17. Leraned Counsel for both the parties have expressed their inability to cite any case directly in point. The Panchayat Act and the Rules of 1961 bearing on the subject are silent in this respect.Erskine May in his book on Parliamentary Practice (18th Edition) makes the following observation at page 361:
Withdrawal of notice- When a member has added his name to a notice of motion given by another member, he may subsequently withdraw his name; similarly the Member who first gave notice of a motion 'for an early day' is permitted to with draw the motion although other names have been added to it. Both forms of withdrawal are indicated ky a memorandum at the end of the Notices of Motions.
Again at page 336 the learned author observed:
A notice orally given holds good for the day on which it is given and cannot be withdrawn. It must be supplemented by a written notice handed in at the table during the same sitting, if it is to continue effective. A written notice becomes effective for purposes of the rule of anticipation only when it appears on the notice paper on the day following that on which it was handed in at the table and continues effective as long as it remains on the paper A notice cannot be withdrawn from the notice paper of the day or the current issue of the order book in the course of a sitting; but by an intimation to the Clerks at the Table it can be withdrawn from a future issue of the order book.

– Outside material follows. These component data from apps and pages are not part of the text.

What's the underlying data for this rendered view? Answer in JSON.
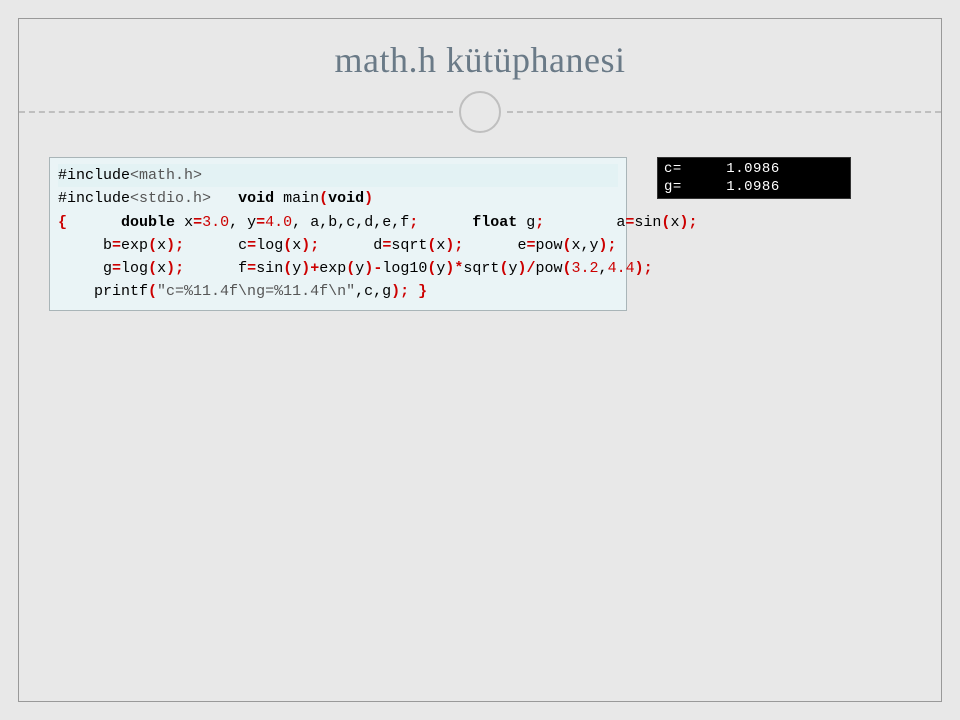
{
  "title": "math.h kütüphanesi",
  "code": {
    "l1a": "#include",
    "l1b": "<math.h>",
    "l2a": "#include",
    "l2b": "<stdio.h>",
    "sig_void1": "void",
    "sig_main": " main",
    "sig_par_o": "(",
    "sig_void2": "void",
    "sig_par_c": ")",
    "brace_o": "{",
    "decl1_kw": "double",
    "decl1_rest": " x",
    "eq": "=",
    "v30": "3.0",
    "comma": ",",
    "y": " y",
    "v40": "4.0",
    "decl1_tail": " a,b,c,d,e,f",
    "semi": ";",
    "decl2_kw": "float",
    "decl2_rest": " g",
    "a_lhs": "a",
    "sin": "sin",
    "lp": "(",
    "x": "x",
    "rp": ")",
    "b_lhs": "b",
    "exp": "exp",
    "c_lhs": "c",
    "log": "log",
    "d_lhs": "d",
    "sqrt": "sqrt",
    "e_lhs": "e",
    "pow": "pow",
    "xy": "x,y",
    "g_lhs": "g",
    "f_lhs": "f",
    "y_var": "y",
    "plus": "+",
    "minus": "-",
    "log10": "log10",
    "star": "*",
    "slash": "/",
    "v32": "3.2",
    "v44": "4.4",
    "printf": "printf",
    "fmt": "\"c=%11.4f\\ng=%11.4f\\n\"",
    "args": ",c,g",
    "brace_c": "}"
  },
  "console": {
    "line1": "c=     1.0986",
    "line2": "g=     1.0986"
  }
}
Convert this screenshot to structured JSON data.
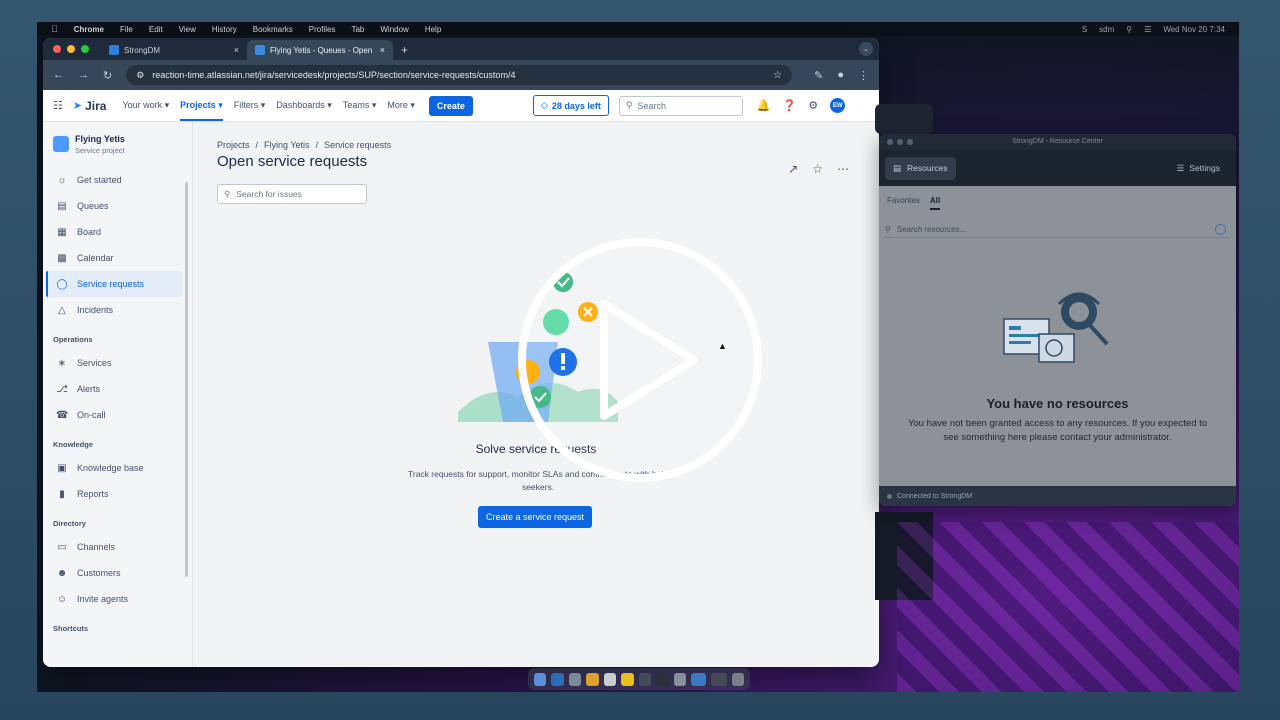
{
  "menubar": {
    "app": "Chrome",
    "items": [
      "File",
      "Edit",
      "View",
      "History",
      "Bookmarks",
      "Profiles",
      "Tab",
      "Window",
      "Help"
    ],
    "right": [
      "sdm",
      "Wed Nov 20  7:34"
    ]
  },
  "browser": {
    "tabs": [
      {
        "label": "StrongDM",
        "active": false
      },
      {
        "label": "Flying Yetis - Queues - Open",
        "active": true
      }
    ],
    "url": "reaction-time.atlassian.net/jira/servicedesk/projects/SUP/section/service-requests/custom/4"
  },
  "jira_nav": {
    "logo": "Jira",
    "items": [
      "Your work",
      "Projects",
      "Filters",
      "Dashboards",
      "Teams",
      "More"
    ],
    "active_item": "Projects",
    "create_label": "Create",
    "trial_label": "28 days left",
    "search_placeholder": "Search",
    "avatar_initials": "EW"
  },
  "sidebar": {
    "project_name": "Flying Yetis",
    "project_type": "Service project",
    "items": [
      {
        "label": "Get started",
        "icon": "compass-icon"
      },
      {
        "label": "Queues",
        "icon": "queue-icon"
      },
      {
        "label": "Board",
        "icon": "board-icon"
      },
      {
        "label": "Calendar",
        "icon": "calendar-icon"
      },
      {
        "label": "Service requests",
        "icon": "chat-icon",
        "active": true
      },
      {
        "label": "Incidents",
        "icon": "warning-icon"
      }
    ],
    "sections": [
      {
        "title": "Operations",
        "items": [
          {
            "label": "Services",
            "icon": "services-icon"
          },
          {
            "label": "Alerts",
            "icon": "bell-icon"
          },
          {
            "label": "On-call",
            "icon": "phone-icon"
          }
        ]
      },
      {
        "title": "Knowledge",
        "items": [
          {
            "label": "Knowledge base",
            "icon": "book-icon"
          },
          {
            "label": "Reports",
            "icon": "chart-icon"
          }
        ]
      },
      {
        "title": "Directory",
        "items": [
          {
            "label": "Channels",
            "icon": "monitor-icon"
          },
          {
            "label": "Customers",
            "icon": "people-icon"
          },
          {
            "label": "Invite agents",
            "icon": "person-add-icon"
          }
        ]
      },
      {
        "title": "Shortcuts",
        "items": []
      }
    ]
  },
  "main": {
    "breadcrumb": [
      "Projects",
      "Flying Yetis",
      "Service requests"
    ],
    "title": "Open service requests",
    "search_placeholder": "Search for issues",
    "empty_title": "Solve service requests",
    "empty_desc": "Track requests for support, monitor SLAs and communicate with help seekers.",
    "cta": "Create a service request"
  },
  "strongdm": {
    "window_title": "StrongDM - Resource Center",
    "resources_btn": "Resources",
    "settings_label": "Settings",
    "tabs": [
      "Favorites",
      "All"
    ],
    "active_tab": "All",
    "search_placeholder": "Search resources...",
    "empty_title": "You have no resources",
    "empty_desc": "You have not been granted access to any resources. If you expected to see something here please contact your administrator.",
    "status": "Connected to StrongDM"
  },
  "colors": {
    "jira_blue": "#0c66e4",
    "sidebar_active_bg": "#e4ecfa"
  }
}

18. In my opinion the main point for decision is when does notice become effective It cannot be withdrawn after it has become effective. The matter would have been free from difficulty if there had been any statutory Provision on the subject. In the absence of any statutory provision it would be reasonable to hold that it becomes effective only when the authority charged with final action has acted upon it. I have no doubt, in my mind, that once the notice of motion of nonconfidence has been placed in the meeting called for the purpose there can be no withdrawal of the same thereafter. The Additional District Development Officer was not at all the authority charged with final action on the motion. In fact he had no say in the matter except to call a meeting for consideration of non confidence motion. In these circumstances, I have come to the conclusion that the notice of motion of nonconfidence could be withdrawn by its author before it actually came up for consideration before the meeting called for the purpose. In the present case the notice had been given by Hajikhan alone and since he withdrew it before the date fixed for the meeting, the notice did not become effective. I am, therefore, of opinion that after the notice of motion of nonconfidence had been withdrawn by Hajikhan by his application dated 9-1-1973, there was no authority left in the Additional District Development Officer or for that matter in his delegatee the Tehsildar to place it for consideration before the meeting of the Panchayat held on 12-1-1973. In this view of the matter the proceedings of the meeting held on 12-1-1973 were invalid.
19. The, net result of the foregoing discussion is that the petitioner succeeds on the last point.
20. Consequently, I allow the writ petition, set aside the impugned orders of the Additional District Development Officer dated 29-1-1973 and 3-2-1973 and quash the proceedings of meeting held on 12-1-1973. In the circumstances of the case the parties are left to bear their own costs.